## What needs to be done
Keeping every word and mark, copy all of the data.

## Data provided
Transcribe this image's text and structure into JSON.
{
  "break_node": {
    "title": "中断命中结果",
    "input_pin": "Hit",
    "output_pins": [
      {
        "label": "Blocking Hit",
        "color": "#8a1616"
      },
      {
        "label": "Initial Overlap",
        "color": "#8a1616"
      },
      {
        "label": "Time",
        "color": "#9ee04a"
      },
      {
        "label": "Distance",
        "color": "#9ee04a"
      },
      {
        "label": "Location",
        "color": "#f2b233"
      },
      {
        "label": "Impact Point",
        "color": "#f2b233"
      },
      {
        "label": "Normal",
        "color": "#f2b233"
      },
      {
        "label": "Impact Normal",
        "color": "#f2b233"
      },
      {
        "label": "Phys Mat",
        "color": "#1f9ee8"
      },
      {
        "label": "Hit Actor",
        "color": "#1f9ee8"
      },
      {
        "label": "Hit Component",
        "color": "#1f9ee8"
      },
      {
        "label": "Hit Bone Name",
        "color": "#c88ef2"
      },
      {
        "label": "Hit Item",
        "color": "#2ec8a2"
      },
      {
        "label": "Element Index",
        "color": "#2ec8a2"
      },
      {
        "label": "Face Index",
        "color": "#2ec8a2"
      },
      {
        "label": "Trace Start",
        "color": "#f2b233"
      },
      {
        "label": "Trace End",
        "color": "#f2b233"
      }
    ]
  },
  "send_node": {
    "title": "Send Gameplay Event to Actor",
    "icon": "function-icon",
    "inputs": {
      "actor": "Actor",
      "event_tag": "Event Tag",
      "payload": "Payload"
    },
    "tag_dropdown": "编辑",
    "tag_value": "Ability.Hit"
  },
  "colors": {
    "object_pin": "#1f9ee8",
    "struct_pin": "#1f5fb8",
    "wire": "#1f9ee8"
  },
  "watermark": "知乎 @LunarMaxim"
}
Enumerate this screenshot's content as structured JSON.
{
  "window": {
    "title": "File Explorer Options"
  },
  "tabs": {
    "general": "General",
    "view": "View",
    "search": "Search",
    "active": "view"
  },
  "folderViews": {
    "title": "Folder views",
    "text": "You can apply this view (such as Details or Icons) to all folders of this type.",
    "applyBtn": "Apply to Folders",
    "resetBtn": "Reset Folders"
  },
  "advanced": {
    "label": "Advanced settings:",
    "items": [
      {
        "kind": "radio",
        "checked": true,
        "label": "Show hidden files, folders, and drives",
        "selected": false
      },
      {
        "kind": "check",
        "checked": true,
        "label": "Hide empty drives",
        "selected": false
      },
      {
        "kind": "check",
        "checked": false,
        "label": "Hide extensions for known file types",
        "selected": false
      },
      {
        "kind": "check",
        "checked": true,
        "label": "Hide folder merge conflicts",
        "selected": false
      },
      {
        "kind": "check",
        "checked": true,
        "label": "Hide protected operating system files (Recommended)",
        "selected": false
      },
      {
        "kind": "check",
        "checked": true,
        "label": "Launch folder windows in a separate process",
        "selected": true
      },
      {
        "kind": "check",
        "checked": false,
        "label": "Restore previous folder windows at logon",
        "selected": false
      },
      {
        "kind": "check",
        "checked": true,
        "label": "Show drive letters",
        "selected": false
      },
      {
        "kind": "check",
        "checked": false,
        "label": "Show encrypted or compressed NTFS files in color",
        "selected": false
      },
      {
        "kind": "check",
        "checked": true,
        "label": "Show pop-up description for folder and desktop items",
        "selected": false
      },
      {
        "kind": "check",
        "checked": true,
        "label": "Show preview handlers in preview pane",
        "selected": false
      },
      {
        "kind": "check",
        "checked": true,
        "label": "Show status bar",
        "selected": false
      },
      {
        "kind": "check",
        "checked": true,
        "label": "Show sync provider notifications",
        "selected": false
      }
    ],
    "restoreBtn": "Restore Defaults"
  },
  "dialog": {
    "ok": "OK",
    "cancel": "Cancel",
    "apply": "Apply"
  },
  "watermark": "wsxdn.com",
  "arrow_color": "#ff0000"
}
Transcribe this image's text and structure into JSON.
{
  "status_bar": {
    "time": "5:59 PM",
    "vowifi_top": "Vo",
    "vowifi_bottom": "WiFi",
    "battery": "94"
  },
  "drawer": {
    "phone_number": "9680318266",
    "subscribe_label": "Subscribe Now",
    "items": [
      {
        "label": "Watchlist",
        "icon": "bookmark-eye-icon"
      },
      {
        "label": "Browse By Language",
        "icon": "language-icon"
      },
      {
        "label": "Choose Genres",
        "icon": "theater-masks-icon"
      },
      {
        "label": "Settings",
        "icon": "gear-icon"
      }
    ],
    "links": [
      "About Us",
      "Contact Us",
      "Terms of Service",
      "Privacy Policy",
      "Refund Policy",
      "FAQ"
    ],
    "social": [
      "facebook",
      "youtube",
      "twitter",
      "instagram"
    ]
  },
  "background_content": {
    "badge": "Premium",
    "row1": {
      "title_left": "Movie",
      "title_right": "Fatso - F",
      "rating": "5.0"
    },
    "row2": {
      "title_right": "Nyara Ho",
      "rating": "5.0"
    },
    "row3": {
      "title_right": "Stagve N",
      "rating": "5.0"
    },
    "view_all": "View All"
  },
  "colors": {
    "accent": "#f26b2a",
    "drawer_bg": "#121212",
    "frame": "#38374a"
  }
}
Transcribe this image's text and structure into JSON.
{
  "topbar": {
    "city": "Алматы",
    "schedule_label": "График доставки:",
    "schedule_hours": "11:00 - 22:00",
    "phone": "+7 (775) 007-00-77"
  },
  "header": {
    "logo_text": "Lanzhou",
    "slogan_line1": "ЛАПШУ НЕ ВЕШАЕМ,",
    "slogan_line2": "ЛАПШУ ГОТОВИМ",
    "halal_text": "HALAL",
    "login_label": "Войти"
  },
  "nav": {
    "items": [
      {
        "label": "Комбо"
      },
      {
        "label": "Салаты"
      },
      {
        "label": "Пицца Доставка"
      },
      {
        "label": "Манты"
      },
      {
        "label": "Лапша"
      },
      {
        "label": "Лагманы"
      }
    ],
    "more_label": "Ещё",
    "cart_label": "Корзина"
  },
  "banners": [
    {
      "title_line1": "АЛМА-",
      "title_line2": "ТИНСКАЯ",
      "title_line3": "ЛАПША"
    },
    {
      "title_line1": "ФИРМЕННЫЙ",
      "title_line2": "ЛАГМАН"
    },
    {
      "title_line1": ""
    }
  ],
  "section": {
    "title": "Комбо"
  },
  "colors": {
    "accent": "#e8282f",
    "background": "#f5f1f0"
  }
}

## Task answer
Transcribe this image's text and structure into JSON.
{
  "break_node": {
    "title": "中断命中结果",
    "input_pin": "Hit",
    "output_pins": [
      {
        "label": "Blocking Hit",
        "color": "#8a1616"
      },
      {
        "label": "Initial Overlap",
        "color": "#8a1616"
      },
      {
        "label": "Time",
        "color": "#9ee04a"
      },
      {
        "label": "Distance",
        "color": "#9ee04a"
      },
      {
        "label": "Location",
        "color": "#f2b233"
      },
      {
        "label": "Impact Point",
        "color": "#f2b233"
      },
      {
        "label": "Normal",
        "color": "#f2b233"
      },
      {
        "label": "Impact Normal",
        "color": "#f2b233"
      },
      {
        "label": "Phys Mat",
        "color": "#1f9ee8"
      },
      {
        "label": "Hit Actor",
        "color": "#1f9ee8"
      },
      {
        "label": "Hit Component",
        "color": "#1f9ee8"
      },
      {
        "label": "Hit Bone Name",
        "color": "#c88ef2"
      },
      {
        "label": "Hit Item",
        "color": "#2ec8a2"
      },
      {
        "label": "Element Index",
        "color": "#2ec8a2"
      },
      {
        "label": "Face Index",
        "color": "#2ec8a2"
      },
      {
        "label": "Trace Start",
        "color": "#f2b233"
      },
      {
        "label": "Trace End",
        "color": "#f2b233"
      }
    ]
  },
  "send_node": {
    "title": "Send Gameplay Event to Actor",
    "icon": "function-icon",
    "inputs": {
      "actor": "Actor",
      "event_tag": "Event Tag",
      "payload": "Payload"
    },
    "tag_dropdown": "编辑",
    "tag_value": "Ability.Hit"
  },
  "colors": {
    "object_pin": "#1f9ee8",
    "struct_pin": "#1f5fb8",
    "wire": "#1f9ee8"
  },
  "watermark": "知乎 @LunarMaxim"
}
Enumerate this screenshot's content as structured JSON.
{
  "window": {
    "title": "File Explorer Options"
  },
  "tabs": {
    "general": "General",
    "view": "View",
    "search": "Search",
    "active": "view"
  },
  "folderViews": {
    "title": "Folder views",
    "text": "You can apply this view (such as Details or Icons) to all folders of this type.",
    "applyBtn": "Apply to Folders",
    "resetBtn": "Reset Folders"
  },
  "advanced": {
    "label": "Advanced settings:",
    "items": [
      {
        "kind": "radio",
        "checked": true,
        "label": "Show hidden files, folders, and drives",
        "selected": false
      },
      {
        "kind": "check",
        "checked": true,
        "label": "Hide empty drives",
        "selected": false
      },
      {
        "kind": "check",
        "checked": false,
        "label": "Hide extensions for known file types",
        "selected": false
      },
      {
        "kind": "check",
        "checked": true,
        "label": "Hide folder merge conflicts",
        "selected": false
      },
      {
        "kind": "check",
        "checked": true,
        "label": "Hide protected operating system files (Recommended)",
        "selected": false
      },
      {
        "kind": "check",
        "checked": true,
        "label": "Launch folder windows in a separate process",
        "selected": true
      },
      {
        "kind": "check",
        "checked": false,
        "label": "Restore previous folder windows at logon",
        "selected": false
      },
      {
        "kind": "check",
        "checked": true,
        "label": "Show drive letters",
        "selected": false
      },
      {
        "kind": "check",
        "checked": false,
        "label": "Show encrypted or compressed NTFS files in color",
        "selected": false
      },
      {
        "kind": "check",
        "checked": true,
        "label": "Show pop-up description for folder and desktop items",
        "selected": false
      },
      {
        "kind": "check",
        "checked": true,
        "label": "Show preview handlers in preview pane",
        "selected": false
      },
      {
        "kind": "check",
        "checked": true,
        "label": "Show status bar",
        "selected": false
      },
      {
        "kind": "check",
        "checked": true,
        "label": "Show sync provider notifications",
        "selected": false
      }
    ],
    "restoreBtn": "Restore Defaults"
  },
  "dialog": {
    "ok": "OK",
    "cancel": "Cancel",
    "apply": "Apply"
  },
  "watermark": "wsxdn.com",
  "arrow_color": "#ff0000"
}
Transcribe this image's text and structure into JSON.
{
  "status_bar": {
    "time": "5:59 PM",
    "vowifi_top": "Vo",
    "vowifi_bottom": "WiFi",
    "battery": "94"
  },
  "drawer": {
    "phone_number": "9680318266",
    "subscribe_label": "Subscribe Now",
    "items": [
      {
        "label": "Watchlist",
        "icon": "bookmark-eye-icon"
      },
      {
        "label": "Browse By Language",
        "icon": "language-icon"
      },
      {
        "label": "Choose Genres",
        "icon": "theater-masks-icon"
      },
      {
        "label": "Settings",
        "icon": "gear-icon"
      }
    ],
    "links": [
      "About Us",
      "Contact Us",
      "Terms of Service",
      "Privacy Policy",
      "Refund Policy",
      "FAQ"
    ],
    "social": [
      "facebook",
      "youtube",
      "twitter",
      "instagram"
    ]
  },
  "background_content": {
    "badge": "Premium",
    "row1": {
      "title_left": "Movie",
      "title_right": "Fatso - F",
      "rating": "5.0"
    },
    "row2": {
      "title_right": "Nyara Ho",
      "rating": "5.0"
    },
    "row3": {
      "title_right": "Stagve N",
      "rating": "5.0"
    },
    "view_all": "View All"
  },
  "colors": {
    "accent": "#f26b2a",
    "drawer_bg": "#121212",
    "frame": "#38374a"
  }
}
Transcribe this image's text and structure into JSON.
{
  "topbar": {
    "city": "Алматы",
    "schedule_label": "График доставки:",
    "schedule_hours": "11:00 - 22:00",
    "phone": "+7 (775) 007-00-77"
  },
  "header": {
    "logo_text": "Lanzhou",
    "slogan_line1": "ЛАПШУ НЕ ВЕШАЕМ,",
    "slogan_line2": "ЛАПШУ ГОТОВИМ",
    "halal_text": "HALAL",
    "login_label": "Войти"
  },
  "nav": {
    "items": [
      {
        "label": "Комбо"
      },
      {
        "label": "Салаты"
      },
      {
        "label": "Пицца Доставка"
      },
      {
        "label": "Манты"
      },
      {
        "label": "Лапша"
      },
      {
        "label": "Лагманы"
      }
    ],
    "more_label": "Ещё",
    "cart_label": "Корзина"
  },
  "banners": [
    {
      "title_line1": "АЛМА-",
      "title_line2": "ТИНСКАЯ",
      "title_line3": "ЛАПША"
    },
    {
      "title_line1": "ФИРМЕННЫЙ",
      "title_line2": "ЛАГМАН"
    },
    {
      "title_line1": ""
    }
  ],
  "section": {
    "title": "Комбо"
  },
  "colors": {
    "accent": "#e8282f",
    "background": "#f5f1f0"
  }
}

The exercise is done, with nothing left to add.